For brush on repairs: Assuming that you applied our gloss clear coat, sometimes the temperature, weather conditions or method of application results in less than high gloss. If the finish is not glossy, you may not have applied enough coats, or enough clear coat to flow. There is some technique involved here, because too little clear coat will appear dull, and too much will stand up like a bead of glue and take a long time to dry. Try your technique on the test card to get the best results, then work on your repair. 

Another step would be to wax the area with a quality car wax. As a last resort, you can also re-coat the clear coat again, making sure enough is applied to flow and achieve that gloss finish. If re-coating, you may need to prep the area by lightly sanding the clear coat with 500 grit paper before applying more clear coat.

For aerosol repairs: If the final clear coat appears matte or satin like, it may be due to a "dry spray" effect, which is due to the application method. Clear coat is sprayed differently than the base color which goes on in thin coats. Clear coat needs to "flow", which requires a full wet coat, which is applied with 50% overlapping strokes, with a little closer application of the nozzle, and sometimes with slower speed than you spray the paint.
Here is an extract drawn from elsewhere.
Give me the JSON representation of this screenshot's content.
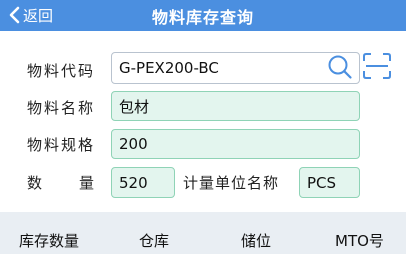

The trick is not to over coat it and get runs or sags. If you spray the clear coat too far away, it will dry in the air and land as dry spray, with a satin finish. Spray with strokes that are too fast or too far apart, and you'll get a similar matte or less than glossy finish. Practice on the test card or another body panel if you have one. Proper clear coat application will result in a glossy final finish.

If you are done spraying and the clear coat looks satin or matte when it is wet, it will remain matte once it dries. Likewise, if you are done spraying and the clear coat looks glossy when wet, it will dry glossy as well.

How to fix dry spray effect: If you are left with a satin, slightly course finish from the above dry spray effect, you can re-coat the clear coat with a full wet coat that flows. However you need to prep the surface first by wet sanding with 1000-1500 grit paper. This wet sanding will take down the rough surface and give you a smooth substrate to re-coat. In the case where the last coat of clear coat is more than 24 hours old, this wet sanding will also prep the surface for better adhesion. Practice your clear coat spray technique on a test card or test board because technique is important with this final step.

Remember to use a prep wipe (or other wax remover/degreaser) and a tack cloth whenever you sand between coats.

Here is a link to a video that shows how to apply our base color and clear coat properly.

ScratchesHappen® aerosol paint - How to spray a test card